In which major country do exports account for the highest share of the national economy?
February 11, 2013
Most discussions about trade in the global economy focus on exports and the size of various countries’ trade surpluses or deficits. That, however, is no real indication of how important trade is to a country’s economic make-up and structure.
We wonder: In which of these major countries do exports account for the highest share of the national economy?
[toggle title_open=”A. United States is not correct.” title_closed=”A. United States”]
In terms of goods and services exports, the United States ranks last on a list of 37 major economies in terms of the value of exports relative to GDP (the overall size of the economy), based on data compiled by the OECD.
Because of the continental size of the U.S. economy, exports amounted to only 13.9% of GDP in 2012. Despite this low ratio, the total dollar volume of U.S. exports is still quite large — at $2.2 trillion.
Japan has long been thought of as a nation fixated on shipping goods abroad. However, as is the case with the United States, its exports account for only a surprisingly small share of GDP (15.2%).[/toggle]
[toggle title_open=”B. China is not correct.” title_closed=”B. China”]
China is often in the headlines because of its outsized trade surplus, which reached $230 billion in 2012. Despite the largeness of that number, China’s exports now account for less than 30% of its GDP. China’s exports-to-GDP ratio reached almost 40% in 2006.
The reason why China’s trade intensity has declined is only partially related to the global economic crisis. It is also due to the country’s increasing focus on domestic demand.
China, a nation of 1.35 billion people, has a vast urban population that has benefited from rapid income gains in recent years. That has triggered strong growth in China’s domestic consumption, which in turn means that the relative significance of exports in China’s economy is bound to decline.[/toggle]
[toggle title_open=”C. Germany is correct.” title_closed=”C. Germany”]
Exports account for 50.2% of Germany’s GDP. That is three and a half times the level in Japan — and four times the U.S. level. For an economy of its size, that is a very large percentage.

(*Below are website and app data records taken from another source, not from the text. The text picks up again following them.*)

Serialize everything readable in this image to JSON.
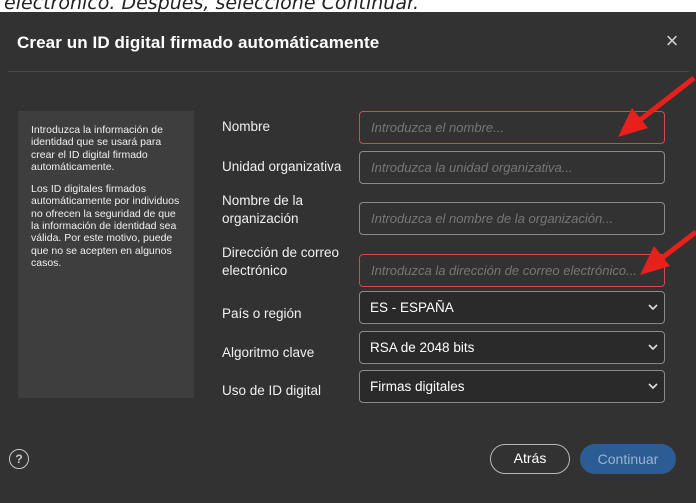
{
  "caption": "electrónico. Después, seleccione Continuar.",
  "dialog": {
    "title": "Crear un ID digital firmado automáticamente",
    "close_icon": "close-icon"
  },
  "info": {
    "paragraph1": "Introduzca la información de identidad que se usará para crear el ID digital firmado automáticamente.",
    "paragraph2": "Los ID digitales firmados automáticamente por individuos no ofrecen la seguridad de que la información de identidad sea válida. Por este motivo, puede que no se acepten en algunos casos."
  },
  "form": {
    "name_label": "Nombre",
    "name_placeholder": "Introduzca el nombre...",
    "unit_label": "Unidad organizativa",
    "unit_placeholder": "Introduzca la unidad organizativa...",
    "org_label": "Nombre de la organización",
    "org_placeholder": "Introduzca el nombre de la organización...",
    "email_label": "Dirección de correo electrónico",
    "email_placeholder": "Introduzca la dirección de correo electrónico...",
    "country_label": "País o región",
    "country_value": "ES - ESPAÑA",
    "algo_label": "Algoritmo clave",
    "algo_value": "RSA de 2048 bits",
    "use_label": "Uso de ID digital",
    "use_value": "Firmas digitales"
  },
  "footer": {
    "help_symbol": "?",
    "back_label": "Atrás",
    "continue_label": "Continuar"
  },
  "colors": {
    "dialog_bg": "#323232",
    "panel_bg": "#3e3e3e",
    "error_border": "#d9474a",
    "primary_button": "#2b5c94",
    "annotation_arrow": "#e8201c"
  }
}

Usually, such high percentages are reached only in smaller economies, such as Malaysia or Hong Kong, where trade can easily gain an outsized share of the economy.
Among other large European countries, the export intensity of France and Italy is about half as large as Germany (at 27% and 28% of GDP, respectively). The United Kingdom is quite a bit more export-oriented — and is on a rising trend (currently at 32.5% of GDP).
However, Germany’s high ratio of exports to GDP does not mean that half of all economic activity in the country is devoted to exports. A significant part of that percentage reflects the trade of intermediate goods — manufactured goods used as an input in a final product, such as steel for a car — into and out of Germany from neighboring countries such as Poland, Slovakia and the Czech Republic.[/toggle]
[toggle title_open=”D. South Korea is not correct.” title_closed=”D. South Korea”]
At 56.2% of GDP, South Korea’s exports of goods and services account for the largest share relative to the size of the overall economy among major industrialized nations.
The country, with its almost 50 million people, is now the world’s 15th largest economy. Home to Samsung, Hyundai and many other major global exporters, South Korea has come a long way over the past six decades.
Korea’s emergence as an industrial power and exporter was not universally expected. Some of the experts who examined the country’s economic potential after the Korean War ended in 1953 believed that South Korea possessed the technical and managerial talent to build a vibrant and self-sufficient economy. But no one could have predicted the globe-spanning success the country went on to achieve.[/toggle]
Editor’s note: To listen to The Globalist’s Stephan Richter discuss this quiz with Marketplace Morning Report host Jeremy Hobson, click here to open a pop-up media player.